I came across this recent article in the Washington Post talking about the aging workforce. Specifically, it was discussing the challenge for older workers of keeping their skills in line with demand. Yep, it’s that skills gap conversation again. And it doesn’t look like it will be going away any time soon.
We all realize the Boomers are going to retire at some point. But they will not retire en masse. Which means they might need some skill upgrades to complement the tremendous abilities and experience they already have. Particularly when it comes to technology.
The article mentioned one company that was doing what they called “reverse mentoring” – having younger workers mentor older ones. My first reaction was, “Why not just call it mentoring?” Then I looked up the definition of mentoring. While it stems from Mentor, a friend of Odysseus in Greek mythology, I don’t know that we have to be quite so literal.
I was reminded of reverse mentoring again recently. I had the pleasure of being a guest on Jay McKeever’s Expert Access Radio program and we started talking about generational differences in the workplace. I brought up the fact that mentoring doesn’t have to be defined as an older worker offering guidance to a younger one. Mentoring is about sharing knowledge independent of the ages of the individuals involved.

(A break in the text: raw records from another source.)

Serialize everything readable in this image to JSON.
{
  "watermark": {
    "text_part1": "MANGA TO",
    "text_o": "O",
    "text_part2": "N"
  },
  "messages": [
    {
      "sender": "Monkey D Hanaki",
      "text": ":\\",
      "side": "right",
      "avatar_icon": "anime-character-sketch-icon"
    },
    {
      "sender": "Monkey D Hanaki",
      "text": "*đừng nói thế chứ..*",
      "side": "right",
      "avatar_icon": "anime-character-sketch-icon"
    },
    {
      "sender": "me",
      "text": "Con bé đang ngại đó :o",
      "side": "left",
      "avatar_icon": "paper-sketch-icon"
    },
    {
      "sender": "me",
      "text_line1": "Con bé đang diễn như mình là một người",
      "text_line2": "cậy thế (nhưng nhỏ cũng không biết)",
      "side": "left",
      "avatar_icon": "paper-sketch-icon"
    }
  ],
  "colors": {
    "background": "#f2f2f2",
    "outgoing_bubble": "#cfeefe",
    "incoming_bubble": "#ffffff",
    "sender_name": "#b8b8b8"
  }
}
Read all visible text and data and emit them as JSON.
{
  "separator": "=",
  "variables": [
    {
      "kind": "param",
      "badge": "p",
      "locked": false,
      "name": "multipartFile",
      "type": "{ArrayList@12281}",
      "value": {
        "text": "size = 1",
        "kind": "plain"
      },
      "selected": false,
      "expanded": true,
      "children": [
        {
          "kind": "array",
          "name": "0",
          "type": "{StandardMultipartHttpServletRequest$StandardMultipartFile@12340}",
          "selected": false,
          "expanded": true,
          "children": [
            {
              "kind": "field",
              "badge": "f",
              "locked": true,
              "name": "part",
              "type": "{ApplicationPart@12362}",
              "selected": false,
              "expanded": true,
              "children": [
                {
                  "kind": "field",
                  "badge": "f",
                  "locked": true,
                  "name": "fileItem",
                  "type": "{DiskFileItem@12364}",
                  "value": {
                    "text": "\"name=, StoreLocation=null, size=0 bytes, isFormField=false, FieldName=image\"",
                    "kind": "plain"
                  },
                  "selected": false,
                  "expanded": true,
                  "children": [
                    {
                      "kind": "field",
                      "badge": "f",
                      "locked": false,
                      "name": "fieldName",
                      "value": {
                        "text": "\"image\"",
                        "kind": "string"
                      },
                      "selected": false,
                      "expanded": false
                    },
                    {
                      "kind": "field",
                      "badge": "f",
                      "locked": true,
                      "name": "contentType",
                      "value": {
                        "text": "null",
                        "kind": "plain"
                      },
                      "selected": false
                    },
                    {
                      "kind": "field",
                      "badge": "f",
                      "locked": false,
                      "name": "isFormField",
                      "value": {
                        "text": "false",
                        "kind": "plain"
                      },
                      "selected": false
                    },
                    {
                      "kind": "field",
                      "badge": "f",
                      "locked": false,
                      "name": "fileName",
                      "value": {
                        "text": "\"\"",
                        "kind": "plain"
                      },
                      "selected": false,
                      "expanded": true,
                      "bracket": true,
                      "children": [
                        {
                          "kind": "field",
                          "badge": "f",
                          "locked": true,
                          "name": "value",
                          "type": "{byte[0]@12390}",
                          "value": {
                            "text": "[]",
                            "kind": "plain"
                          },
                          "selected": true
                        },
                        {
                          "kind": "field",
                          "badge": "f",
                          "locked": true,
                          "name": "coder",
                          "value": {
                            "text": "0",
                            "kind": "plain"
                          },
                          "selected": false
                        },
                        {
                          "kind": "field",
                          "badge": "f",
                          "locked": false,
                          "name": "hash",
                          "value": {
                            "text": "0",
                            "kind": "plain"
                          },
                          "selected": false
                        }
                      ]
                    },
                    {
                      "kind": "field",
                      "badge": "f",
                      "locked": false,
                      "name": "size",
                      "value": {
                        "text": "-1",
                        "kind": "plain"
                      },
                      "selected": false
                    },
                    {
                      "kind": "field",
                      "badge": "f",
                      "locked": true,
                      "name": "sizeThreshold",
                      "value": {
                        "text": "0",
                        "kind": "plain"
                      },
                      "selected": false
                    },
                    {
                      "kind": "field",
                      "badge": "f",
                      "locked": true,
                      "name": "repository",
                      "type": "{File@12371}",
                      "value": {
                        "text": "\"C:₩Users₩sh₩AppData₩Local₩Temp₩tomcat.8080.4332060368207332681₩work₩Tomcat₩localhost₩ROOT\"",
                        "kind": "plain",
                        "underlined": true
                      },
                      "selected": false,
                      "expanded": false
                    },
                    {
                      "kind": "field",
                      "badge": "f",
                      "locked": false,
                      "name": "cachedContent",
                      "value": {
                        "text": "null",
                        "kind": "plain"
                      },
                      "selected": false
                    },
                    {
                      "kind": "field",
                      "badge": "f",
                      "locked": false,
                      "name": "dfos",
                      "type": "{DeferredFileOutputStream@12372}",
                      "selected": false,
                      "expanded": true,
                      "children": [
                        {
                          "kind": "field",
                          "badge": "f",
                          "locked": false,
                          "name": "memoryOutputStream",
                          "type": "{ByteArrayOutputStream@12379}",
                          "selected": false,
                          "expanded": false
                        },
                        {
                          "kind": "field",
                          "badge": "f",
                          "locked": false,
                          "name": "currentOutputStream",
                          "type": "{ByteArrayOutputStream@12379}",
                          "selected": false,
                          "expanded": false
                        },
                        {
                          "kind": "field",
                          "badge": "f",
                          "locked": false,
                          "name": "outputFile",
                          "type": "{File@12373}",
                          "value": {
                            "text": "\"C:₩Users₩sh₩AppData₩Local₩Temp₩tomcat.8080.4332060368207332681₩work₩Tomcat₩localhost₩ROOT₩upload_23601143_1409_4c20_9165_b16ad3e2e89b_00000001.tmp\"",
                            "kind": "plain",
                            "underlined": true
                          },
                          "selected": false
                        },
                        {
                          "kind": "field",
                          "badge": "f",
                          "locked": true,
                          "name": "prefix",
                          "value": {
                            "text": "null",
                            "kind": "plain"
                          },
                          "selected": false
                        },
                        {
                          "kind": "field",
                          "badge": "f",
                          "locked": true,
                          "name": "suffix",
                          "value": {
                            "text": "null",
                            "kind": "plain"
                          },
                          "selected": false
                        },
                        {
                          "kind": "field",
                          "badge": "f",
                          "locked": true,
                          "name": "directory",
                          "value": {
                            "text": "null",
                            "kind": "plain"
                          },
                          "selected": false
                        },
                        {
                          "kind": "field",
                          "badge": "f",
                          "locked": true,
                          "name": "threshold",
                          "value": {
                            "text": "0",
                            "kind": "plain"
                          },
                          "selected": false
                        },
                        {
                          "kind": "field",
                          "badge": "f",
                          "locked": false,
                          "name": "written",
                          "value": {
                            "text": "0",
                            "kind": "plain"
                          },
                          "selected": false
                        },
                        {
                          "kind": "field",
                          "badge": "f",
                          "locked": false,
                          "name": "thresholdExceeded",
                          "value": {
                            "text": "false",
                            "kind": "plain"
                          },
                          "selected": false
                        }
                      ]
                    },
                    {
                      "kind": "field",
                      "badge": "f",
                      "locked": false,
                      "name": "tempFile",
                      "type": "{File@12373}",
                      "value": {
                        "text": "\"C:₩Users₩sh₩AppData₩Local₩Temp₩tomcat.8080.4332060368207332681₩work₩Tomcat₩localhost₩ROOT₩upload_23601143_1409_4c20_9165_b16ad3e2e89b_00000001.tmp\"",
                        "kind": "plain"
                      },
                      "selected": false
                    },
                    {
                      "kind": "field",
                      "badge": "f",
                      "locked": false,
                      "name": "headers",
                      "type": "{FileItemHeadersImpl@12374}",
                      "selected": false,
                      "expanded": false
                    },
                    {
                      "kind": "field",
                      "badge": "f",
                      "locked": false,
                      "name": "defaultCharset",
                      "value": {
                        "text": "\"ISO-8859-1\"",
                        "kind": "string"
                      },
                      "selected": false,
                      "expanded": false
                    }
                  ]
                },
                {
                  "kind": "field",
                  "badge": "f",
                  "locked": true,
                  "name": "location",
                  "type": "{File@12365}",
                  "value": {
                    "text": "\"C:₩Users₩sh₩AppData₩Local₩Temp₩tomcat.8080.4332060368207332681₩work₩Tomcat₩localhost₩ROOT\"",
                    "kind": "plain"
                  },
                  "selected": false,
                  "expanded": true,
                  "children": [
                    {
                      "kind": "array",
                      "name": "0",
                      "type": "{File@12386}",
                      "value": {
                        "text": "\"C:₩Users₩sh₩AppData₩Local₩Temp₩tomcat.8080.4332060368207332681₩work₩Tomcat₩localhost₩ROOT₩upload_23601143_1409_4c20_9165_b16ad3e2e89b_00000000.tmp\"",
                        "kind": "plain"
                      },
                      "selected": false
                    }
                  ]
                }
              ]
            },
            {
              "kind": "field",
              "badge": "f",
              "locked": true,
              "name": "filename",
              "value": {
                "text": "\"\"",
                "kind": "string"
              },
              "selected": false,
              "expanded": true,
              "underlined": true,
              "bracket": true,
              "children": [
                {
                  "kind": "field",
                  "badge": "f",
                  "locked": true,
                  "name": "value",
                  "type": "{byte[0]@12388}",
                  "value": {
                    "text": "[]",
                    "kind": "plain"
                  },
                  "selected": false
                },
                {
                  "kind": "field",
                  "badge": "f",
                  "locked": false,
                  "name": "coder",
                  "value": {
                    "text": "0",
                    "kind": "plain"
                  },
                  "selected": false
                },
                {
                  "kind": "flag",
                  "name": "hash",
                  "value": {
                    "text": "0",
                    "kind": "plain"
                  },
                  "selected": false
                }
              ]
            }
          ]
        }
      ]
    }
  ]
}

So, let me ask you a question:
And as we see workforce changes such as the Boomers retiring and Millennials entering the C-Suite, I believe mentoring can be a great way of learning and passing along information. 0